(App and web page records)

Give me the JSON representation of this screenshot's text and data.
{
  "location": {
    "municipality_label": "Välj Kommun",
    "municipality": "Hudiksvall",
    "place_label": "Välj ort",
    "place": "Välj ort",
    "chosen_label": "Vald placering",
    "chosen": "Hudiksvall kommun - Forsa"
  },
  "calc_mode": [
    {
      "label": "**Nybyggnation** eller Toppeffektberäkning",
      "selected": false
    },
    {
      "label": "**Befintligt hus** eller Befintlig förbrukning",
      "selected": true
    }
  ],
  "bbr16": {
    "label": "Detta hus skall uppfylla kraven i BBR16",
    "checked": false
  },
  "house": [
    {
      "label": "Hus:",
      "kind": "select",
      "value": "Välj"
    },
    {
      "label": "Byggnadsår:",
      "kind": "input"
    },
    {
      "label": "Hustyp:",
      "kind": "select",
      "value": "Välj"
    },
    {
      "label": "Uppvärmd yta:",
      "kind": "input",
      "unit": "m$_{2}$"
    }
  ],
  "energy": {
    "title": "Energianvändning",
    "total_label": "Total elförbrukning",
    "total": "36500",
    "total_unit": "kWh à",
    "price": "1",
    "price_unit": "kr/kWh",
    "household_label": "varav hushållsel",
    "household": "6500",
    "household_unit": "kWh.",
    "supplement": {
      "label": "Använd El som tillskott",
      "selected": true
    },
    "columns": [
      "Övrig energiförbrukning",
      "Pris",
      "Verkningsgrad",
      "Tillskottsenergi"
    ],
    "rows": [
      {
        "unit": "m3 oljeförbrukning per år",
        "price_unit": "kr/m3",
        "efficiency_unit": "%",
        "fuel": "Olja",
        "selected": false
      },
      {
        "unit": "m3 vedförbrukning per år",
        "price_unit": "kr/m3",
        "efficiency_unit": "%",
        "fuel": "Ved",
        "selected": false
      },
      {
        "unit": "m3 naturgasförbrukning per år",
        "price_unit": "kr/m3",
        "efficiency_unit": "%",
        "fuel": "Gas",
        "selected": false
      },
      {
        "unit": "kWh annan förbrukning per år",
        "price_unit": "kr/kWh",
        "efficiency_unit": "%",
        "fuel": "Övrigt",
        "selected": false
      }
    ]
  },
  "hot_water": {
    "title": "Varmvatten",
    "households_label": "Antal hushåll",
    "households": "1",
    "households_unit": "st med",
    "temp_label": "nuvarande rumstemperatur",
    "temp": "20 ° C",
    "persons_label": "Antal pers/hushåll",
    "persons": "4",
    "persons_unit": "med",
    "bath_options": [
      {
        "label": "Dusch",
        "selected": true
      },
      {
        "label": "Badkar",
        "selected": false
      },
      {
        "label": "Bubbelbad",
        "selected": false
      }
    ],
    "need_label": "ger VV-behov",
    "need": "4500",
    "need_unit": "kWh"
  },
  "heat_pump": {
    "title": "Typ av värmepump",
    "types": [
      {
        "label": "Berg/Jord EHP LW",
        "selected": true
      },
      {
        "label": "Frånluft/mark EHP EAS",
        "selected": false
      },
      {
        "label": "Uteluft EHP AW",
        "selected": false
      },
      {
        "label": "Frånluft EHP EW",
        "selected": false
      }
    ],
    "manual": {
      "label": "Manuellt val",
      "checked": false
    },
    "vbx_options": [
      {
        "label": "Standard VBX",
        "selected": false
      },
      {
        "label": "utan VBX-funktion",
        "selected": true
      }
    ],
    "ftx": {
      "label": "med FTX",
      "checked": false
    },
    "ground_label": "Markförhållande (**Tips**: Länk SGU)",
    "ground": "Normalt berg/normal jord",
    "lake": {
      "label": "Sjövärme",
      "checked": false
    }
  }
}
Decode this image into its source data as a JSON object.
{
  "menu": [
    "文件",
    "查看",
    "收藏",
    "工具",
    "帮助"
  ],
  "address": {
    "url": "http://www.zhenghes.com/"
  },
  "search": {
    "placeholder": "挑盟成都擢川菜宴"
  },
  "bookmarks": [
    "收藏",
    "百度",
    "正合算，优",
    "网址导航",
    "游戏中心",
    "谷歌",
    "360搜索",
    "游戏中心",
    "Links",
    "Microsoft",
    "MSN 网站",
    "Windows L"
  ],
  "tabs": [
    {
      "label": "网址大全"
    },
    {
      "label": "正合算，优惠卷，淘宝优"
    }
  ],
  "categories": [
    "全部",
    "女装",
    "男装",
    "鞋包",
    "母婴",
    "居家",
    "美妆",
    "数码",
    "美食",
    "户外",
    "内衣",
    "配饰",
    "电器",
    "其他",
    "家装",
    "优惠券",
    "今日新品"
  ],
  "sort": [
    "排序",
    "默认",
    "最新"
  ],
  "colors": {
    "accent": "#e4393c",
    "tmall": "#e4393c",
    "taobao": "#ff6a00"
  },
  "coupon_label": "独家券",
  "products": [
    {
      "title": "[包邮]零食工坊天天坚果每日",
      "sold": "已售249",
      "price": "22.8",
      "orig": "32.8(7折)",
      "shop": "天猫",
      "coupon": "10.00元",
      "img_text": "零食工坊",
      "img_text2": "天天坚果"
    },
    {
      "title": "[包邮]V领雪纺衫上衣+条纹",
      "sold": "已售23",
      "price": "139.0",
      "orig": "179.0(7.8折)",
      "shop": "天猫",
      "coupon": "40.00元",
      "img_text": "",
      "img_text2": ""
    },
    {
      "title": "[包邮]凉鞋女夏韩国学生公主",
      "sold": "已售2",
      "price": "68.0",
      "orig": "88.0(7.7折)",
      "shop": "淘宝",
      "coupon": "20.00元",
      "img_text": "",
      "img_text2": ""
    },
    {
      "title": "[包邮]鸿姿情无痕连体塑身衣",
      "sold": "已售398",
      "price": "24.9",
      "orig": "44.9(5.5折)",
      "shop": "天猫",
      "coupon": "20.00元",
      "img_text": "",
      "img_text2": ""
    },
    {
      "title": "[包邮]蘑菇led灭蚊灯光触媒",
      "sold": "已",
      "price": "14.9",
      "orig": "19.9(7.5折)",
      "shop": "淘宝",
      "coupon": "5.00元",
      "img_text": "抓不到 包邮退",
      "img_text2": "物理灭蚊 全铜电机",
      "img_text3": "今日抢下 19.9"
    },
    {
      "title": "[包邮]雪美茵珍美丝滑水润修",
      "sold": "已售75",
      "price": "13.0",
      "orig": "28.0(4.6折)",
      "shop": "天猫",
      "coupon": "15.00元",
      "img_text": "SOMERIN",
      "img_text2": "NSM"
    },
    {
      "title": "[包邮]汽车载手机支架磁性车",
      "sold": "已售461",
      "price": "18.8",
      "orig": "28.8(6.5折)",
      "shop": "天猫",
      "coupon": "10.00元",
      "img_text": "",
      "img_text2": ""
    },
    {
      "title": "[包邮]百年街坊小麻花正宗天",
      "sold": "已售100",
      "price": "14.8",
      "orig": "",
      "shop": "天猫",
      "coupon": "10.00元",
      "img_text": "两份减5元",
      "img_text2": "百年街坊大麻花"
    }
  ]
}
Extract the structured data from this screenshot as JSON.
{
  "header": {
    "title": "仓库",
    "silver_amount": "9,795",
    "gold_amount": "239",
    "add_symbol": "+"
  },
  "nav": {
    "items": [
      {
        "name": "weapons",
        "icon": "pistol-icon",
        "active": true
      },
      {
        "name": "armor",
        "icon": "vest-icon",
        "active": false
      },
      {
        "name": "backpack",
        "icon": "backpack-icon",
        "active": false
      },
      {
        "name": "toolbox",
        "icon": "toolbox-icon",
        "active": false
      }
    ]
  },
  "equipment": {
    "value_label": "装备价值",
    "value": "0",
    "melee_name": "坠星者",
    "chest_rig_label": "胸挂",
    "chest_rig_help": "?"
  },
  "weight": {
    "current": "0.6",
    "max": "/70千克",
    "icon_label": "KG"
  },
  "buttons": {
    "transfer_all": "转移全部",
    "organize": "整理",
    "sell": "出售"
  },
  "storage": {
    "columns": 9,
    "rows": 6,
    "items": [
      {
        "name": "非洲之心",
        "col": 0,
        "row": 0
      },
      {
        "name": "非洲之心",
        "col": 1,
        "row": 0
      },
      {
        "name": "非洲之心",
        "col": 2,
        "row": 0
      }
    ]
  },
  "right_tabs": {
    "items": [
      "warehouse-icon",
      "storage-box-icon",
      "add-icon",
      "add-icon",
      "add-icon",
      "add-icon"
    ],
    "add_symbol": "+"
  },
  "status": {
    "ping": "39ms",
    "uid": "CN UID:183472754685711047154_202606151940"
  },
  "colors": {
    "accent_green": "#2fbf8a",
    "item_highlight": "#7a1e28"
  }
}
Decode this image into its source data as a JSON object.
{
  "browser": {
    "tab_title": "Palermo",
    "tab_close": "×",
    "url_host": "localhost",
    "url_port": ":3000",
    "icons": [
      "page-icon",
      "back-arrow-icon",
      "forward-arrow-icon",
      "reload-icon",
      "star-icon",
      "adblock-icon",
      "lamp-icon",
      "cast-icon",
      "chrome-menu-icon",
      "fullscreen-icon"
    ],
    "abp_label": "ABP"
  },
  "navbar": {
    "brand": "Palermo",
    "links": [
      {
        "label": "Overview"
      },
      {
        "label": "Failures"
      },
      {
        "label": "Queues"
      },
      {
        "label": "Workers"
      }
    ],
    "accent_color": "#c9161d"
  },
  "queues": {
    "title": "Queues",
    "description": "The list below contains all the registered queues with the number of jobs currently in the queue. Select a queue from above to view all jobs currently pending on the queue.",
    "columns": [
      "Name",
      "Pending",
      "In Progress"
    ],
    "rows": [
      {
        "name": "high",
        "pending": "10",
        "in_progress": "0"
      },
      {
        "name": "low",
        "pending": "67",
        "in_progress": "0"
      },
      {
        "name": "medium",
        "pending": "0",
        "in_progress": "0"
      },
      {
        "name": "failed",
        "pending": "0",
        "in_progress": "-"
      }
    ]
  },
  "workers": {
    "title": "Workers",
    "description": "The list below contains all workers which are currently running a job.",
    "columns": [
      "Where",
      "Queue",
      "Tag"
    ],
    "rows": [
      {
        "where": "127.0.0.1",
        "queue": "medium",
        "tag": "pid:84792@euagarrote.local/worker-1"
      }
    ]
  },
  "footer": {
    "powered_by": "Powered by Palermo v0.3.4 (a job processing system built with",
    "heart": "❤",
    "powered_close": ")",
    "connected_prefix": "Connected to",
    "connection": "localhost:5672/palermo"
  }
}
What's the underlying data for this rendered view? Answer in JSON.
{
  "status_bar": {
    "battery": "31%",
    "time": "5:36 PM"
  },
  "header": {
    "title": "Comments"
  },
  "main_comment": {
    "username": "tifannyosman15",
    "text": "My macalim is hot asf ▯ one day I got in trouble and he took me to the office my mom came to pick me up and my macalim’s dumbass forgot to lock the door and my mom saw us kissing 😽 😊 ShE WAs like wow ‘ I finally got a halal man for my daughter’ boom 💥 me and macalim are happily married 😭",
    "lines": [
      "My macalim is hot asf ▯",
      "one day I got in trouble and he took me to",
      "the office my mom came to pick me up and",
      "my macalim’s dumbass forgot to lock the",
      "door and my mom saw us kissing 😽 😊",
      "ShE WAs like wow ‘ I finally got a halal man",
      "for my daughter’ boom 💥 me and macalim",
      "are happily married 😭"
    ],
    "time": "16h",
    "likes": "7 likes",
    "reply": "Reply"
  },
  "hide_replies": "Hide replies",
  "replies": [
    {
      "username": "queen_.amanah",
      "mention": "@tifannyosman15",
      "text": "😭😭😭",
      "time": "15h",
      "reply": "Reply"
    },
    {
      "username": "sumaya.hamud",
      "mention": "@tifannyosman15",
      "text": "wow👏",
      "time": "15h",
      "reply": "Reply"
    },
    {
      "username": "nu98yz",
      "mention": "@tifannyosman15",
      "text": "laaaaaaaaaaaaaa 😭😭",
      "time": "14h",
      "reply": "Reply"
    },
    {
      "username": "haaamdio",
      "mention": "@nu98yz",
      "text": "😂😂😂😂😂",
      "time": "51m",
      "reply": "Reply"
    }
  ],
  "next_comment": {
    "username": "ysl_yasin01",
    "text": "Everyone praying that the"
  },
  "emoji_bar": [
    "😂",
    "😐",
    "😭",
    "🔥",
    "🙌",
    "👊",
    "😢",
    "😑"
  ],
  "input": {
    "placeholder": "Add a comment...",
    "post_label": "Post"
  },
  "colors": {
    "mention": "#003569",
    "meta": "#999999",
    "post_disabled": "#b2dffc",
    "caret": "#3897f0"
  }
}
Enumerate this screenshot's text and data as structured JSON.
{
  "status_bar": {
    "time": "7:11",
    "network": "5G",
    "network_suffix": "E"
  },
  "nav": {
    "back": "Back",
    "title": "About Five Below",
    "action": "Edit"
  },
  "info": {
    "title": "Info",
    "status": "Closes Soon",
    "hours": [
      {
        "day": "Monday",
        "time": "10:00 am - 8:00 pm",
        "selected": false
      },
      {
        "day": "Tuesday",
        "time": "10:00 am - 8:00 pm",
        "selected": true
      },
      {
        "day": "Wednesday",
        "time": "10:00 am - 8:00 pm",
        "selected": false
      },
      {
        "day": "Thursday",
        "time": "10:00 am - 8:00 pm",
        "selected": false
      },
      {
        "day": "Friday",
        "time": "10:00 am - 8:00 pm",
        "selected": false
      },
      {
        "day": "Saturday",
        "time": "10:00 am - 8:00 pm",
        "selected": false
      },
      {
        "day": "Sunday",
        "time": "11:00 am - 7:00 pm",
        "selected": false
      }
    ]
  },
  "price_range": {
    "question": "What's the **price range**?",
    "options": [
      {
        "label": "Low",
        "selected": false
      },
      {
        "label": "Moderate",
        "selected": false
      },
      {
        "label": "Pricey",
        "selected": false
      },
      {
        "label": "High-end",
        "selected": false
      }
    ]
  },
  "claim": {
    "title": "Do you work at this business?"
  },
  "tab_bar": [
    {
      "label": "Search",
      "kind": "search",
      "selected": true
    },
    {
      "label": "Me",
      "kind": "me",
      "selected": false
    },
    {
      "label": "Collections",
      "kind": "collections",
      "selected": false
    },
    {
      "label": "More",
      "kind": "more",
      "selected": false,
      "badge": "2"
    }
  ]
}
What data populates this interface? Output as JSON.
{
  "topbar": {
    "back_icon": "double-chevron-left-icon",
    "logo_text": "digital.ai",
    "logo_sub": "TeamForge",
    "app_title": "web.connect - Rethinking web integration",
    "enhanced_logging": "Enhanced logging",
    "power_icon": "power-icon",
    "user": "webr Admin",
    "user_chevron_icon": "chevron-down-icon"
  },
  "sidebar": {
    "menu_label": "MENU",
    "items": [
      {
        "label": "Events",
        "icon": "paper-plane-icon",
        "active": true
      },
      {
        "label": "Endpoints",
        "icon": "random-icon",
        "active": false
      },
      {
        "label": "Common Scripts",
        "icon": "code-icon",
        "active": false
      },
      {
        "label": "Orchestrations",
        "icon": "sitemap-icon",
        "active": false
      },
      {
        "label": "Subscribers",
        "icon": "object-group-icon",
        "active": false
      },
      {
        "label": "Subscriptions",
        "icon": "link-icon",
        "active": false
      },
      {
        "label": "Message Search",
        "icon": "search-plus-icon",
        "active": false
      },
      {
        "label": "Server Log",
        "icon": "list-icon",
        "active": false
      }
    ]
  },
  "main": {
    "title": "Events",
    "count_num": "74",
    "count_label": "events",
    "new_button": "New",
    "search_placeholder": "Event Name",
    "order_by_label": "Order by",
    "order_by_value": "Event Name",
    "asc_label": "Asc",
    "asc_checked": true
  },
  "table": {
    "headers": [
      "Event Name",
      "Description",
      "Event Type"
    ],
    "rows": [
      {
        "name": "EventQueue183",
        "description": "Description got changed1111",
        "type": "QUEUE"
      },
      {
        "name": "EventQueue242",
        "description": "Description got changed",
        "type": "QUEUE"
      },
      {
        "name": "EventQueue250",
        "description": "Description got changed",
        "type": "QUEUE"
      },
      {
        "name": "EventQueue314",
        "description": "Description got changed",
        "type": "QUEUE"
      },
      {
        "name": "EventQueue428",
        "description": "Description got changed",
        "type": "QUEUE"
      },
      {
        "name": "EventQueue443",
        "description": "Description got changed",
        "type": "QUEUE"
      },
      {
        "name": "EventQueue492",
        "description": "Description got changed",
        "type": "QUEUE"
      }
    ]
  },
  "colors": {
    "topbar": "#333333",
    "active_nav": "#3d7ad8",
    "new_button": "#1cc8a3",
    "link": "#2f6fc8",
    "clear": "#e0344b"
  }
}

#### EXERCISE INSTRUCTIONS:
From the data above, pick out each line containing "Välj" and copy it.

#### THE ANSWER:
    "municipality_label": "Välj Kommun",
    "place_label": "Välj ort",
    "place": "Välj ort",
      "value": "Välj"
      "value": "Välj"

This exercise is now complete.